Warning that the fog of war must never again be composed of poison gas, United Nations secretary-general Ban Ki-moon has appealed to the 188 states who are parties to the UN-backed treaty outlawing chemical weapons to do all in their power to bring on board the eight nations that still have not signed on.
The eight still outside the Chemical Weapons Convention (CWC) are Angola, the Democratic People’s Republic of Korea, Egypt, Israel, Myanmar, Somalia, South Sudan and Syria and Ban has repeatedly urged them to join.
“I urge all of you who are in a position to do so to show political leadership and encourage these countries to join the Convention,” he told the Third Review Conference of the States Parties to the Chemical Weapons Convention in The Hague this week.
“Let me reiterate my conviction: As long as chemical weapons exist, so, too, does the risk of their use – by accident or design. There are no right hands for the wrong weapons.
“Nothing can justify the possession of this heinous category of weapons of mass destruction. Nothing,” he said, noting that 80% of declared chemical weapons stockpiles have already been destroyed thanks to CWC. He voiced the hope that the 100% target will be reached by the next review conference in five years.
The secretary-general’s words gained added urgency following allegations of chemical weapons use in the Syrian conflict and he announced arrangements are now ready for an advance UN-team to investigate these allegations in the Middle Eastern country.
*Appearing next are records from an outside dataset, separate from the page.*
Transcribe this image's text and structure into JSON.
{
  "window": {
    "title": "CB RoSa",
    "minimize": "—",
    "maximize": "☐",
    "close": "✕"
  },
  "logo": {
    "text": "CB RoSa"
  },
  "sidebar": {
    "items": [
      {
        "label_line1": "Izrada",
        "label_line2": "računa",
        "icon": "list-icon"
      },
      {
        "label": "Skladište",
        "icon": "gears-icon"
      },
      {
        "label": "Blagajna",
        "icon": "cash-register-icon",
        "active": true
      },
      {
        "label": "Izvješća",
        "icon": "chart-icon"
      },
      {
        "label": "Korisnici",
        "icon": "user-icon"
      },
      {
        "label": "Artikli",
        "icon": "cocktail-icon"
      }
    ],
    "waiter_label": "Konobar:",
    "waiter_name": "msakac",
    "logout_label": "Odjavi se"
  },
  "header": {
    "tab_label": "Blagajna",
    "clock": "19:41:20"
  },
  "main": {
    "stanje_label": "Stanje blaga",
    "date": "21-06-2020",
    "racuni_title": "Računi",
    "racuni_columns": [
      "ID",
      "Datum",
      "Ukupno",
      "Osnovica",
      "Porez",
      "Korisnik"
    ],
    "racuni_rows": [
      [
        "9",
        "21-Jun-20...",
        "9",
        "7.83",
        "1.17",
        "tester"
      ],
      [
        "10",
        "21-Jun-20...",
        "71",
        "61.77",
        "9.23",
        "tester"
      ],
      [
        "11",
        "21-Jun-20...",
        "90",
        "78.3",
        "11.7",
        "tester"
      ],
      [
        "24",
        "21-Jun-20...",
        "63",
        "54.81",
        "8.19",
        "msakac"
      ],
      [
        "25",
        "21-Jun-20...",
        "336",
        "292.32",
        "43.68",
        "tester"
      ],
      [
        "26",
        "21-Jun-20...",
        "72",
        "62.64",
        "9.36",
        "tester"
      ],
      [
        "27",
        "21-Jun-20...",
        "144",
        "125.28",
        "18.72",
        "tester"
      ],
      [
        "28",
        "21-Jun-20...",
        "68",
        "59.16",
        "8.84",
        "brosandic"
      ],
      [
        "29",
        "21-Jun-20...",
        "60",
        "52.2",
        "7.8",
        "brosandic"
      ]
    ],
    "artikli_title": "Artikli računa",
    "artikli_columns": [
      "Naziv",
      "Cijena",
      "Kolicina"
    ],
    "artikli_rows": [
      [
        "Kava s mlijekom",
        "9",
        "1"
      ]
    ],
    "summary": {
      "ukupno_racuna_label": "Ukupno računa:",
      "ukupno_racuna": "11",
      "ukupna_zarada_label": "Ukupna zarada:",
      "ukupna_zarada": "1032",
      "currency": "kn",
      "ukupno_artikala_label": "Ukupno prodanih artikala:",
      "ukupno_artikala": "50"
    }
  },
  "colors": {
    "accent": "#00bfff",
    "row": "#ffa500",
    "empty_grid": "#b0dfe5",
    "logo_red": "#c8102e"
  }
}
Reports indicate more than 70 000 people have been killed and a further three million displaced since the uprising against President Bashir al-Assad began in March 2011.
“We know that until the last stockpiles have been destroyed – and until the Convention is binding worldwide – the threat posed by chemical weapons will remain. Look no further than today’s headlines,” he said.
Ban also noted the probe of allegations in Syria would be the first into the use of weapons of mass destruction in the 21st century.
He called on the Parties to focus on three issues: to build on CWC’s achievements so it remains an effective bulwark against re-emergence and proliferation of chemical weapons, including to terrorists; to forge a stronger partnership with the chemical industry to address safety and security issues; and to make full use of the treaty’s monitoring and verification mechanism.
“With that expertise, your organisation can play a constructive role in the process of establishing a Middle East zone free of nuclear weapons and all other weapons of mass destruction,” he said, referring to the Organisation for the Prohibition of Chemical Weapons, the implementing body of CWC, which came into force in 1997.
“Let me take this opportunity to express my sincere hope that important conference convenes without further delay.”
An international conference on setting up a nuclear-weapon-free zone in the Middle East, initially planned for December 2012 in Helsinki, Finland, was postponed last year at the request of the US, Russia and United Kingdom – the three depositary States of the Nuclear Non-Proliferation Treaty – which felt conditions were not being met for such a conference.